Work to be completed
Below are some records; give them all again exactly, but not the pictures.

Records from a collection:
+++++

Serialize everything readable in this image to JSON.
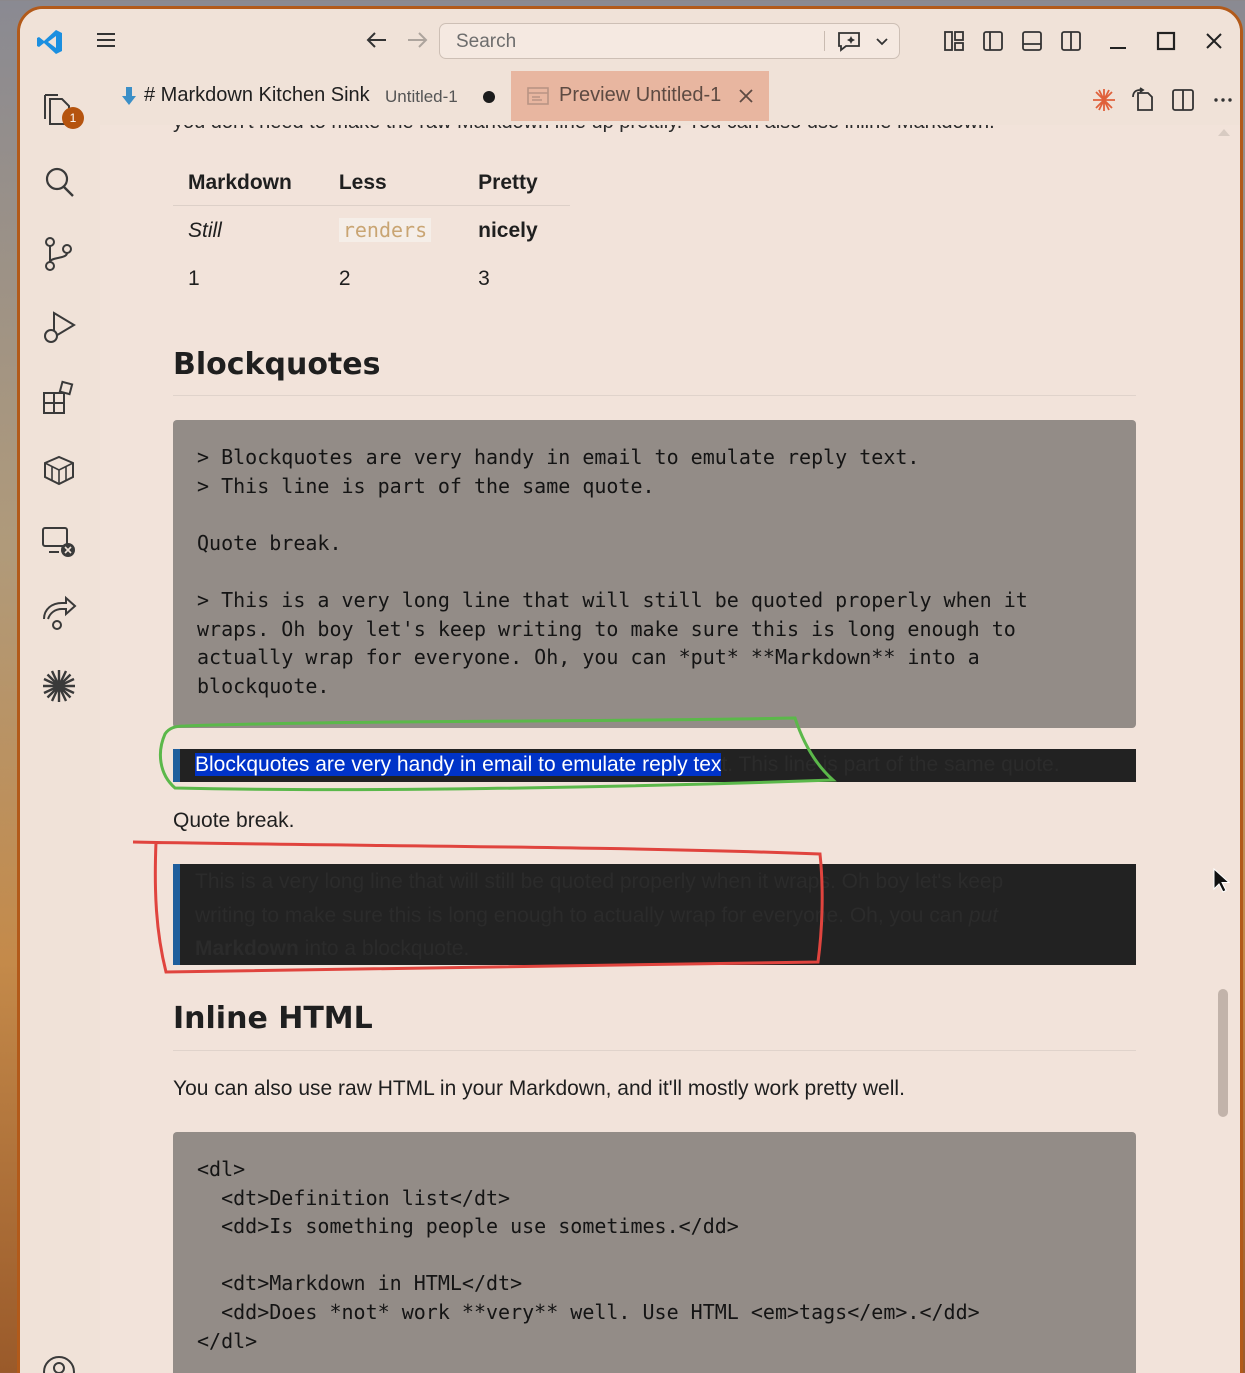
{
  "search": {
    "placeholder": "Search"
  },
  "activity_bar": {
    "explorer_badge": "1",
    "icons": [
      "explorer-icon",
      "search-icon",
      "source-control-icon",
      "run-debug-icon",
      "extensions-icon",
      "packages-icon",
      "remote-explorer-icon",
      "live-share-icon",
      "claude-icon",
      "accounts-icon"
    ]
  },
  "tabs": [
    {
      "title": "# Markdown Kitchen Sink",
      "description": "Untitled-1",
      "dirty": true
    },
    {
      "title": "Preview Untitled-1",
      "active": true
    }
  ],
  "document": {
    "cut_line": "you don't need to make the raw Markdown line up prettily. You can also use inline Markdown.",
    "table": {
      "headers": [
        "Markdown",
        "Less",
        "Pretty"
      ],
      "rows": [
        [
          "Still",
          "renders",
          "nicely"
        ],
        [
          "1",
          "2",
          "3"
        ]
      ]
    },
    "blockquotes_heading": "Blockquotes",
    "blockquotes_code": "> Blockquotes are very handy in email to emulate reply text.\n> This line is part of the same quote.\n\nQuote break.\n\n> This is a very long line that will still be quoted properly when it\nwraps. Oh boy let's keep writing to make sure this is long enough to\nactually wrap for everyone. Oh, you can *put* **Markdown** into a\nblockquote.",
    "quote1_selected": "Blockquotes are very handy in email to emulate reply tex",
    "quote1_rest": "t. This line is part of the same quote.",
    "quote_break": "Quote break.",
    "quote2_line1": "This is a very long line that will still be quoted properly when it wraps. Oh boy let's keep",
    "quote2_line2a": "writing to make sure this is long enough to actually wrap for everyone. Oh, you can ",
    "quote2_put": "put",
    "quote2_markdown": "Markdown",
    "quote2_line3": " into a blockquote.",
    "inline_html_heading": "Inline HTML",
    "inline_html_para": "You can also use raw HTML in your Markdown, and it'll mostly work pretty well.",
    "html_code": "<dl>\n  <dt>Definition list</dt>\n  <dd>Is something people use sometimes.</dd>\n\n  <dt>Markdown in HTML</dt>\n  <dd>Does *not* work **very** well. Use HTML <em>tags</em>.</dd>\n</dl>"
  },
  "colors": {
    "accent": "#b5540f",
    "selection": "#0033c8",
    "annotation_green": "#5bb84a",
    "annotation_red": "#e0443e"
  }
}
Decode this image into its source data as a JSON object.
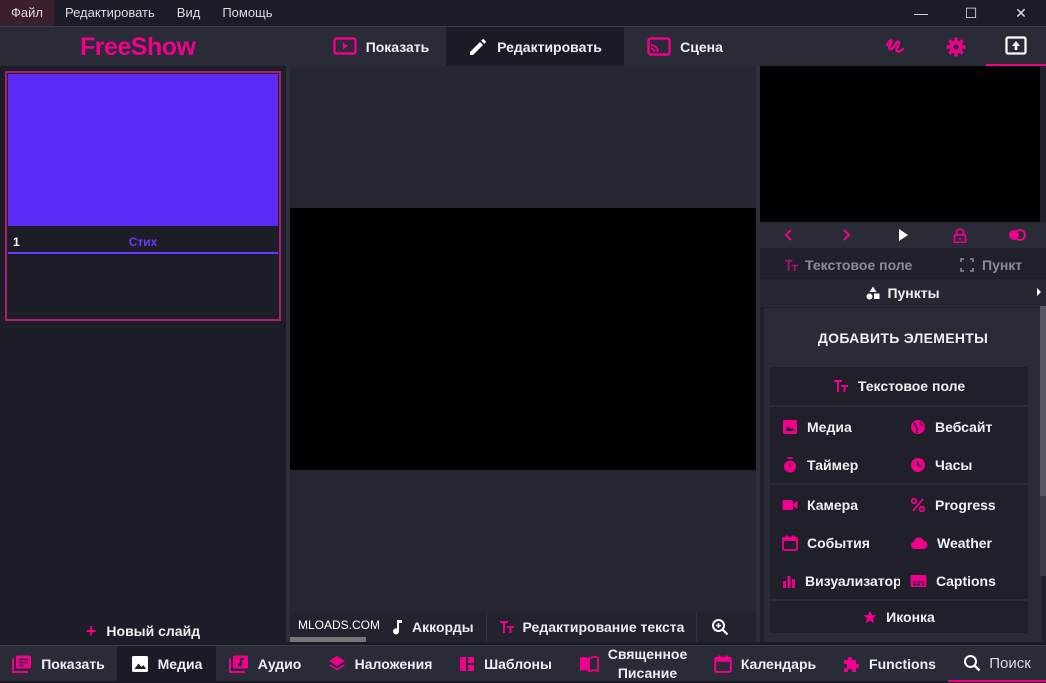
{
  "menu": [
    "Файл",
    "Редактировать",
    "Вид",
    "Помощь"
  ],
  "window_controls": {
    "minimize": "—",
    "maximize": "☐",
    "close": "✕"
  },
  "app": {
    "logo": "FreeShow"
  },
  "top_tabs": [
    {
      "label": "Показать",
      "icon": "show-icon"
    },
    {
      "label": "Редактировать",
      "icon": "pencil-icon"
    },
    {
      "label": "Сцена",
      "icon": "cast-icon"
    }
  ],
  "top_tabs_active": "Редактировать",
  "top_right_icons": [
    "draw-icon",
    "settings-gear-icon",
    "output-screen-icon"
  ],
  "slides": [
    {
      "number": "1",
      "label": "Стих",
      "color": "#5b2bf5"
    }
  ],
  "left": {
    "new_slide": "Новый слайд"
  },
  "editor_toolbar": {
    "watermark": "MLOADS.COM",
    "chords": "Аккорды",
    "text_edit": "Редактирование текста"
  },
  "right": {
    "text_field_tab": "Текстовое поле",
    "item_tab": "Пункт",
    "items_header": "Пункты",
    "add_title": "ДОБАВИТЬ ЭЛЕМЕНТЫ",
    "text_field": "Текстовое поле",
    "items": [
      {
        "label": "Медиа",
        "icon": "image-icon"
      },
      {
        "label": "Вебсайт",
        "icon": "globe-icon"
      },
      {
        "label": "Таймер",
        "icon": "timer-icon"
      },
      {
        "label": "Часы",
        "icon": "clock-icon"
      },
      {
        "label": "Камера",
        "icon": "camera-icon"
      },
      {
        "label": "Progress",
        "icon": "percent-icon"
      },
      {
        "label": "События",
        "icon": "calendar-icon"
      },
      {
        "label": "Weather",
        "icon": "cloud-icon"
      },
      {
        "label": "Визуализатор",
        "icon": "chart-icon"
      },
      {
        "label": "Captions",
        "icon": "captions-icon"
      }
    ],
    "icon_item": "Иконка"
  },
  "bottom_tabs": [
    {
      "label": "Показать",
      "icon": "shows-icon"
    },
    {
      "label": "Медиа",
      "icon": "media-icon"
    },
    {
      "label": "Аудио",
      "icon": "audio-icon"
    },
    {
      "label": "Наложения",
      "icon": "layers-icon"
    },
    {
      "label": "Шаблоны",
      "icon": "templates-icon"
    },
    {
      "label": "Священное Писание",
      "line1": "Священное",
      "line2": "Писание",
      "icon": "book-icon"
    },
    {
      "label": "Календарь",
      "icon": "calendar-icon"
    },
    {
      "label": "Functions",
      "icon": "puzzle-icon"
    }
  ],
  "bottom_active": "Медиа",
  "search": {
    "label": "Поиск"
  },
  "colors": {
    "accent": "#f0008c",
    "slide_bg": "#5b2bf5",
    "panel": "#292b36",
    "background": "#1a1b24"
  }
}
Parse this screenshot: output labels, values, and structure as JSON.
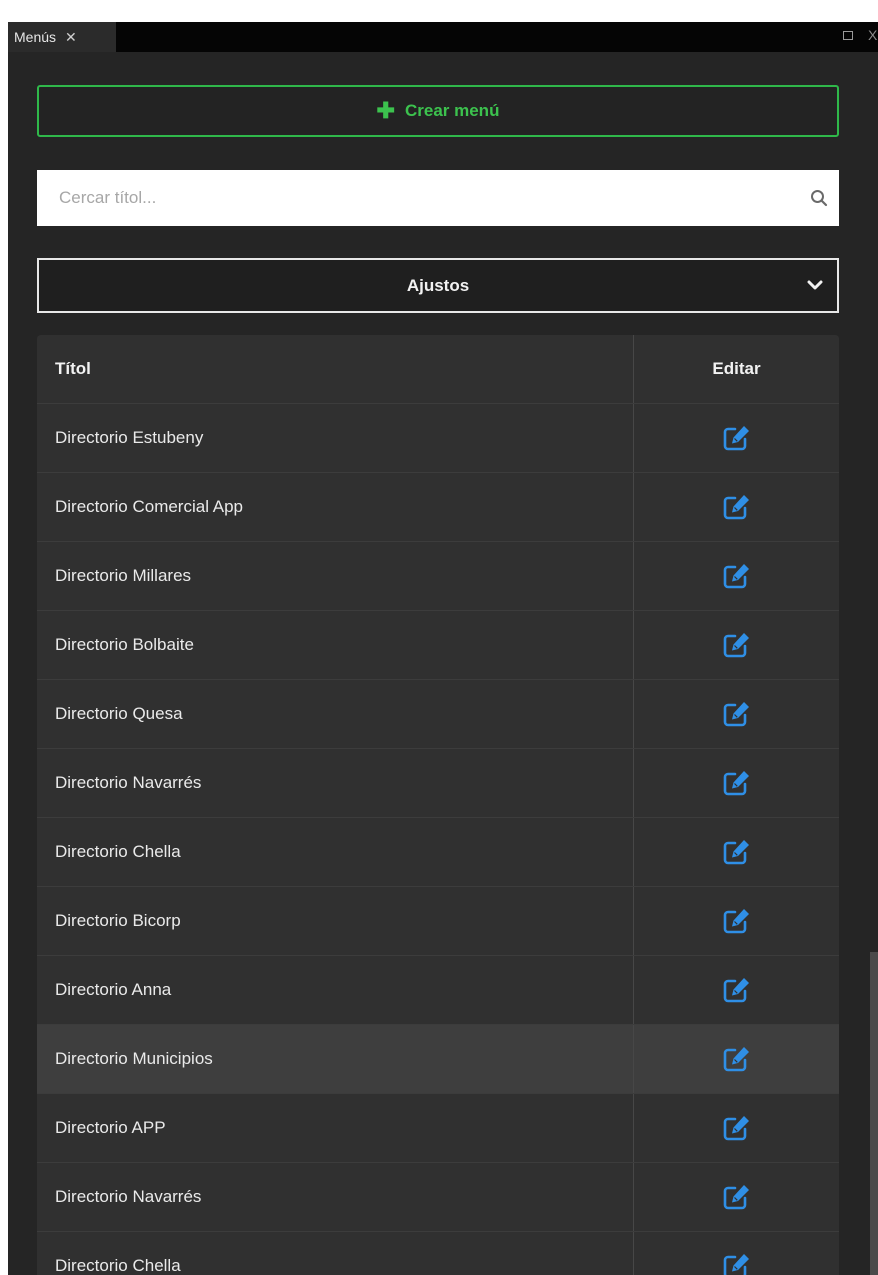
{
  "window": {
    "tab_label": "Menús",
    "tab_close_glyph": "✕",
    "next_tab_glyph": "X"
  },
  "toolbar": {
    "create_label": "Crear menú",
    "create_icon": "plus-icon"
  },
  "search": {
    "placeholder": "Cercar títol...",
    "value": "",
    "icon": "search-icon"
  },
  "settings_select": {
    "selected": "Ajustos",
    "icon": "chevron-down-icon"
  },
  "table": {
    "headers": {
      "title": "Títol",
      "edit": "Editar"
    },
    "rows": [
      {
        "title": "Directorio Estubeny"
      },
      {
        "title": "Directorio Comercial App"
      },
      {
        "title": "Directorio Millares"
      },
      {
        "title": "Directorio Bolbaite"
      },
      {
        "title": "Directorio Quesa"
      },
      {
        "title": "Directorio Navarrés"
      },
      {
        "title": "Directorio Chella"
      },
      {
        "title": "Directorio Bicorp"
      },
      {
        "title": "Directorio Anna"
      },
      {
        "title": "Directorio Municipios",
        "selected": true
      },
      {
        "title": "Directorio APP"
      },
      {
        "title": "Directorio Navarrés"
      },
      {
        "title": "Directorio Chella"
      }
    ],
    "edit_icon": "edit-icon"
  },
  "colors": {
    "accent_green": "#2fb84a",
    "edit_blue": "#2f8fe6",
    "panel_bg": "#252525",
    "row_bg": "#303030",
    "selected_row_bg": "#3e3e3e"
  }
}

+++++

Completed task
Serialize everything readable in this image to JSON.
{
  "search": {
    "placeholder": "Search"
  },
  "activity_bar": {
    "explorer_badge": "1",
    "icons": [
      "explorer-icon",
      "search-icon",
      "source-control-icon",
      "run-debug-icon",
      "extensions-icon",
      "packages-icon",
      "remote-explorer-icon",
      "live-share-icon",
      "claude-icon",
      "accounts-icon"
    ]
  },
  "tabs": [
    {
      "title": "# Markdown Kitchen Sink",
      "description": "Untitled-1",
      "dirty": true
    },
    {
      "title": "Preview Untitled-1",
      "active": true
    }
  ],
  "document": {
    "cut_line": "you don't need to make the raw Markdown line up prettily. You can also use inline Markdown.",
    "table": {
      "headers": [
        "Markdown",
        "Less",
        "Pretty"
      ],
      "rows": [
        [
          "Still",
          "renders",
          "nicely"
        ],
        [
          "1",
          "2",
          "3"
        ]
      ]
    },
    "blockquotes_heading": "Blockquotes",
    "blockquotes_code": "> Blockquotes are very handy in email to emulate reply text.\n> This line is part of the same quote.\n\nQuote break.\n\n> This is a very long line that will still be quoted properly when it\nwraps. Oh boy let's keep writing to make sure this is long enough to\nactually wrap for everyone. Oh, you can *put* **Markdown** into a\nblockquote.",
    "quote1_selected": "Blockquotes are very handy in email to emulate reply tex",
    "quote1_rest": "t. This line is part of the same quote.",
    "quote_break": "Quote break.",
    "quote2_line1": "This is a very long line that will still be quoted properly when it wraps. Oh boy let's keep",
    "quote2_line2a": "writing to make sure this is long enough to actually wrap for everyone. Oh, you can ",
    "quote2_put": "put",
    "quote2_markdown": "Markdown",
    "quote2_line3": " into a blockquote.",
    "inline_html_heading": "Inline HTML",
    "inline_html_para": "You can also use raw HTML in your Markdown, and it'll mostly work pretty well.",
    "html_code": "<dl>\n  <dt>Definition list</dt>\n  <dd>Is something people use sometimes.</dd>\n\n  <dt>Markdown in HTML</dt>\n  <dd>Does *not* work **very** well. Use HTML <em>tags</em>.</dd>\n</dl>"
  },
  "colors": {
    "accent": "#b5540f",
    "selection": "#0033c8",
    "annotation_green": "#5bb84a",
    "annotation_red": "#e0443e"
  }
}
Decode this image into its source data as a JSON object.
{
  "menu": [
    "Файл",
    "Редактировать",
    "Вид",
    "Помощь"
  ],
  "window_controls": {
    "minimize": "—",
    "maximize": "☐",
    "close": "✕"
  },
  "app": {
    "logo": "FreeShow"
  },
  "top_tabs": [
    {
      "label": "Показать",
      "icon": "show-icon"
    },
    {
      "label": "Редактировать",
      "icon": "pencil-icon"
    },
    {
      "label": "Сцена",
      "icon": "cast-icon"
    }
  ],
  "top_tabs_active": "Редактировать",
  "top_right_icons": [
    "draw-icon",
    "settings-gear-icon",
    "output-screen-icon"
  ],
  "slides": [
    {
      "number": "1",
      "label": "Стих",
      "color": "#5b2bf5"
    }
  ],
  "left": {
    "new_slide": "Новый слайд"
  },
  "editor_toolbar": {
    "watermark": "MLOADS.COM",
    "chords": "Аккорды",
    "text_edit": "Редактирование текста"
  },
  "right": {
    "text_field_tab": "Текстовое поле",
    "item_tab": "Пункт",
    "items_header": "Пункты",
    "add_title": "ДОБАВИТЬ ЭЛЕМЕНТЫ",
    "text_field": "Текстовое поле",
    "items": [
      {
        "label": "Медиа",
        "icon": "image-icon"
      },
      {
        "label": "Вебсайт",
        "icon": "globe-icon"
      },
      {
        "label": "Таймер",
        "icon": "timer-icon"
      },
      {
        "label": "Часы",
        "icon": "clock-icon"
      },
      {
        "label": "Камера",
        "icon": "camera-icon"
      },
      {
        "label": "Progress",
        "icon": "percent-icon"
      },
      {
        "label": "События",
        "icon": "calendar-icon"
      },
      {
        "label": "Weather",
        "icon": "cloud-icon"
      },
      {
        "label": "Визуализатор",
        "icon": "chart-icon"
      },
      {
        "label": "Captions",
        "icon": "captions-icon"
      }
    ],
    "icon_item": "Иконка"
  },
  "bottom_tabs": [
    {
      "label": "Показать",
      "icon": "shows-icon"
    },
    {
      "label": "Медиа",
      "icon": "media-icon"
    },
    {
      "label": "Аудио",
      "icon": "audio-icon"
    },
    {
      "label": "Наложения",
      "icon": "layers-icon"
    },
    {
      "label": "Шаблоны",
      "icon": "templates-icon"
    },
    {
      "label": "Священное Писание",
      "line1": "Священное",
      "line2": "Писание",
      "icon": "book-icon"
    },
    {
      "label": "Календарь",
      "icon": "calendar-icon"
    },
    {
      "label": "Functions",
      "icon": "puzzle-icon"
    }
  ],
  "bottom_active": "Медиа",
  "search": {
    "label": "Поиск"
  },
  "colors": {
    "accent": "#f0008c",
    "slide_bg": "#5b2bf5",
    "panel": "#292b36",
    "background": "#1a1b24"
  }
}
Parse this screenshot: output labels, values, and structure as JSON.
{
  "window": {
    "tab_label": "Menús",
    "tab_close_glyph": "✕",
    "next_tab_glyph": "X"
  },
  "toolbar": {
    "create_label": "Crear menú",
    "create_icon": "plus-icon"
  },
  "search": {
    "placeholder": "Cercar títol...",
    "value": "",
    "icon": "search-icon"
  },
  "settings_select": {
    "selected": "Ajustos",
    "icon": "chevron-down-icon"
  },
  "table": {
    "headers": {
      "title": "Títol",
      "edit": "Editar"
    },
    "rows": [
      {
        "title": "Directorio Estubeny"
      },
      {
        "title": "Directorio Comercial App"
      },
      {
        "title": "Directorio Millares"
      },
      {
        "title": "Directorio Bolbaite"
      },
      {
        "title": "Directorio Quesa"
      },
      {
        "title": "Directorio Navarrés"
      },
      {
        "title": "Directorio Chella"
      },
      {
        "title": "Directorio Bicorp"
      },
      {
        "title": "Directorio Anna"
      },
      {
        "title": "Directorio Municipios",
        "selected": true
      },
      {
        "title": "Directorio APP"
      },
      {
        "title": "Directorio Navarrés"
      },
      {
        "title": "Directorio Chella"
      }
    ],
    "edit_icon": "edit-icon"
  },
  "colors": {
    "accent_green": "#2fb84a",
    "edit_blue": "#2f8fe6",
    "panel_bg": "#252525",
    "row_bg": "#303030",
    "selected_row_bg": "#3e3e3e"
  }
}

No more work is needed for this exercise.